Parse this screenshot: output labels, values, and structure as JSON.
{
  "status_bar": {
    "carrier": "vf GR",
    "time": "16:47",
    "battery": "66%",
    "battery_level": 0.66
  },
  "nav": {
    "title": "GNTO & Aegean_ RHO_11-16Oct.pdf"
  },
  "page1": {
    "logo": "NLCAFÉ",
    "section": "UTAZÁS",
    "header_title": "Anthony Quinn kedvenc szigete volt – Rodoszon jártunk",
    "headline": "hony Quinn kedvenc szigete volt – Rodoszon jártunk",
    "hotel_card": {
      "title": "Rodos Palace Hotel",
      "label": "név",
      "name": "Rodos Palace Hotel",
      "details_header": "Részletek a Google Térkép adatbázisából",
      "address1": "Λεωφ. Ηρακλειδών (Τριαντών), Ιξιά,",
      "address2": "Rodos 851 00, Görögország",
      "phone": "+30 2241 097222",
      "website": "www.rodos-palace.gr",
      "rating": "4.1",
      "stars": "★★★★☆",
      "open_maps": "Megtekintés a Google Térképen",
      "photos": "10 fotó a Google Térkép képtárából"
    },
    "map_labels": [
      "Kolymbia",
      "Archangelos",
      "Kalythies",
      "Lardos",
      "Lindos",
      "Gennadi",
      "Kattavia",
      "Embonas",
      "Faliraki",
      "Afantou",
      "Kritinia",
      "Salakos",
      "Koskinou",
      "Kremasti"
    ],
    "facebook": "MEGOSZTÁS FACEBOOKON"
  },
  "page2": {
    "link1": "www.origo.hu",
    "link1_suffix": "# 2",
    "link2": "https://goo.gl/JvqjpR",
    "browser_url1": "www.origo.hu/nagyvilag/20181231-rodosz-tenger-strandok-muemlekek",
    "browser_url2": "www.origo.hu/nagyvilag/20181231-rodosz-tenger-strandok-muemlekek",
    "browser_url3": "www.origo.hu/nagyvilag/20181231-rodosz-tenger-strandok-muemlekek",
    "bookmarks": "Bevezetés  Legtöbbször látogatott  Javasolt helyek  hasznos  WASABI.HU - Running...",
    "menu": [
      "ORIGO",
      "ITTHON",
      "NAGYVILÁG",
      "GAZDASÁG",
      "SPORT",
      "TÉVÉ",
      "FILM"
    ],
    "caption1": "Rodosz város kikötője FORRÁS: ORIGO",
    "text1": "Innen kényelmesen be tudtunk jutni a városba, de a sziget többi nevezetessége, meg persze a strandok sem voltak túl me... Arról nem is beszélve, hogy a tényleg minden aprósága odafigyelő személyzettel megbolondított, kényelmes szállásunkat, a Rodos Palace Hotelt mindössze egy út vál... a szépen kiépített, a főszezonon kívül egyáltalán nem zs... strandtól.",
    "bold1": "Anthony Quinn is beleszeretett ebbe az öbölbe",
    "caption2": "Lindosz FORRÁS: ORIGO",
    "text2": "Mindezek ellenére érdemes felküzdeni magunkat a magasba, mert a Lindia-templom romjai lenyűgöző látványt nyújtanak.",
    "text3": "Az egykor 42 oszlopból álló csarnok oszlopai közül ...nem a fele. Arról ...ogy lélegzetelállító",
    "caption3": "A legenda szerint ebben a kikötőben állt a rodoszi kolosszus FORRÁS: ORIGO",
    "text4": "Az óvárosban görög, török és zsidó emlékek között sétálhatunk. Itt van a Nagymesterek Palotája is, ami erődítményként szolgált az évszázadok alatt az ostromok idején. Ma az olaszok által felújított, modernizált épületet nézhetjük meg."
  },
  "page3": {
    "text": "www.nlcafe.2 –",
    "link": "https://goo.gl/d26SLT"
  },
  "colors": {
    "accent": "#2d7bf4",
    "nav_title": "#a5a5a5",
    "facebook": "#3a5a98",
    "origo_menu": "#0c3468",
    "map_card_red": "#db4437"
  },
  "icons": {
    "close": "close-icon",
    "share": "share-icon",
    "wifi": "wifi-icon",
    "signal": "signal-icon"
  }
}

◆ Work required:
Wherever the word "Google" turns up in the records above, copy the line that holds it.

◆ Answer to this exercise:
      "details_header": "Részletek a Google Térkép adatbázisából",
      "open_maps": "Megtekintés a Google Térképen",
      "photos": "10 fotó a Google Térkép képtárából"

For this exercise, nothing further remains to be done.